“What appealed to me about documentary filmmaking was it avoided all of the ego traps you can fall into when you start making fiction films. On the other hand, there was a part of me that loved storytelling, loved what fiction films do, and I wanted to emulate, at least in some modest way, the power that fiction films can have on an audience.”
Alluding to one of the best-known scenes in “Sherman’s March” -- one he admits he was extremely reluctant to include in the film -- McElwee adds, “I can assure you, it took a couple swigs of bourbon for me to get up the courage to set down in front of my camera and talk. It was not something that was natural to me.”
McElwee has been influential within the world of documentary filmmaking in other ways as well, such as the time he gave encouragement to a first-time filmmaker named Michael Moore.

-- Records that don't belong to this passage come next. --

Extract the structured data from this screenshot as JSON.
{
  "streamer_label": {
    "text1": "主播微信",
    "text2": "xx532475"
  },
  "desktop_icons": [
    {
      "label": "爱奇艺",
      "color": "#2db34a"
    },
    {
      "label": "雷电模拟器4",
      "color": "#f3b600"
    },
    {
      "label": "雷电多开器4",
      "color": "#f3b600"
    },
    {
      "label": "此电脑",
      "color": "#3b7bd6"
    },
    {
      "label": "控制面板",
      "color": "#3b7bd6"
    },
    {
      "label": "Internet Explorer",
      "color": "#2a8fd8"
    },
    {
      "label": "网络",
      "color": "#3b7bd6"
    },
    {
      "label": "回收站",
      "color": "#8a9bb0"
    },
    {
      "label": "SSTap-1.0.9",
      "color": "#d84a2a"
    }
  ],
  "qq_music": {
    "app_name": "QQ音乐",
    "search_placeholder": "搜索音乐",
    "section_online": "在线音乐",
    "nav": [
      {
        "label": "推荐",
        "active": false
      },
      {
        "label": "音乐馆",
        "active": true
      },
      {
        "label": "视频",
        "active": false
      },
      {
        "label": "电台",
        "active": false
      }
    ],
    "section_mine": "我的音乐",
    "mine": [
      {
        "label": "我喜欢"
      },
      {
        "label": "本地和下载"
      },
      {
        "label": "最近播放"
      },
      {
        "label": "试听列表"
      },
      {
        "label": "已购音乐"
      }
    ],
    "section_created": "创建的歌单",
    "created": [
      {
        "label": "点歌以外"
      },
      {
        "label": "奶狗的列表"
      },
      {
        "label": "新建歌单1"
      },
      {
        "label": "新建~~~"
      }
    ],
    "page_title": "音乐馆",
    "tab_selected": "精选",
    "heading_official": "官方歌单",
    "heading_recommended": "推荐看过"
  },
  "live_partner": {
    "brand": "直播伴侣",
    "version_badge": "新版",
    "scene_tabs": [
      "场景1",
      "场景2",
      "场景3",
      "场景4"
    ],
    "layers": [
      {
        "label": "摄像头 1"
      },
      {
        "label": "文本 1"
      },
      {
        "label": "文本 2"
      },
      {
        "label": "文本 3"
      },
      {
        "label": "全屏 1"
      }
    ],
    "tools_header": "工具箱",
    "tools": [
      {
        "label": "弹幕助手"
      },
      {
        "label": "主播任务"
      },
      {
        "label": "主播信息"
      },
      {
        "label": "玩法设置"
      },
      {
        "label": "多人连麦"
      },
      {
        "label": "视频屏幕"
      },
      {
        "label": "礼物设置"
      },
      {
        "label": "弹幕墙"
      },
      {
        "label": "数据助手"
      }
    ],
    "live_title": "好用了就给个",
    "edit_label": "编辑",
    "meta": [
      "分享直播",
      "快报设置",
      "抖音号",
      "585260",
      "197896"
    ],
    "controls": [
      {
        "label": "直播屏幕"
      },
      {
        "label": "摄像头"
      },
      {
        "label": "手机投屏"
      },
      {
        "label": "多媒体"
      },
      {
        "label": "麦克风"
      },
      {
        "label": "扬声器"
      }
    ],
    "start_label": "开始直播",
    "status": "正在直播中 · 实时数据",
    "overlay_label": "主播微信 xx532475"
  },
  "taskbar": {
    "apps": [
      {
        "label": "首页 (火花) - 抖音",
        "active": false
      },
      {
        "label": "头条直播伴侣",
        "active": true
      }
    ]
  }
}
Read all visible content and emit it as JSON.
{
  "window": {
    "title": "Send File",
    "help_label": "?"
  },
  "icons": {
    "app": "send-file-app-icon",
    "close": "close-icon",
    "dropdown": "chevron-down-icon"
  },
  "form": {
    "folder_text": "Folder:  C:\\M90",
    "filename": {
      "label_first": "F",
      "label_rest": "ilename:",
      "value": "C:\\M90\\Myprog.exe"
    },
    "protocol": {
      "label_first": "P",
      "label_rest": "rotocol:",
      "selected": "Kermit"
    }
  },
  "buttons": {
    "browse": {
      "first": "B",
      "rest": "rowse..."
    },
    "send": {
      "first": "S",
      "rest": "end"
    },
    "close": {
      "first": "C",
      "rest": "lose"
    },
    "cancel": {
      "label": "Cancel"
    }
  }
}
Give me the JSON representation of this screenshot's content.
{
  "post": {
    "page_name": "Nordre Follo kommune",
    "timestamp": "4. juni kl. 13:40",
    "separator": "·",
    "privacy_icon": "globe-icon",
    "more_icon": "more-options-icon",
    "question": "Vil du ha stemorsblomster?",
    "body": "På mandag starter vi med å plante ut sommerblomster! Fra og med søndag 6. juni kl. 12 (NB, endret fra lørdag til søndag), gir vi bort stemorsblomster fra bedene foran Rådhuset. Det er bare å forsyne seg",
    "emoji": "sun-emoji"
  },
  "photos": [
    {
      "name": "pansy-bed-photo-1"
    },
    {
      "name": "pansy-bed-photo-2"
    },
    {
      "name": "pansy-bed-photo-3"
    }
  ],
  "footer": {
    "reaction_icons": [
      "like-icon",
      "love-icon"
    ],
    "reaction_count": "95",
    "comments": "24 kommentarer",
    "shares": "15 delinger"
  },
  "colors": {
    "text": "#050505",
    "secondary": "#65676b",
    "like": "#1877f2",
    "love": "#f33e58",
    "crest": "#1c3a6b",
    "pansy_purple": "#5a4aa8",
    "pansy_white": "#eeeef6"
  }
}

“People frequently ask me for advice or send me rough cuts of their films,” McElwee explains. “So he was just another person sending me something to look at. He did tell me he had been editor of Mother Jones [magazine], and that ‘Sherman’s March’ inspired him to make ‘Roger & Me,’ so I took his inquiry somewhat seriously.
“I dutifully came up with a list of 15 or 18 things I would think about changing and my last bit of advice to him was ‘Don’t get discouraged if nobody ever sees this.’ A few months later I read he’d sold it to Warner Bros. And he didn’t take one single bit of my advice. Not one.”
McElwee is quick to credit the “Fahrenheit 9/11" filmmaker with fanning the flames of documentary filmmaking’s growing popularity over the last few years, but the medium’s recent rise has caught McElwee off guard.
“I was certainly never anticipating this could become a huge field, and I was getting in early. I’m as surprised as anybody. I remember last summer there were nine feature-length documentaries playing in different theaters around Boston. That had never happened before.”
Many young documentary filmmakers coming on the scene now owe a debt to McElwee’s genteelly personal examinations of life in the modern South. McElwee sees it in a different way.
“If anything I guess what this form does is let people know that everyday life can be pretty interesting,” he says. “And that one’s own perspective, even if you’re not an expert on an issue or a professional commentator, can be worth hearing and that if one is so inclined you should try to make a movie.
“That’s something I’m not ashamed of having helped along.”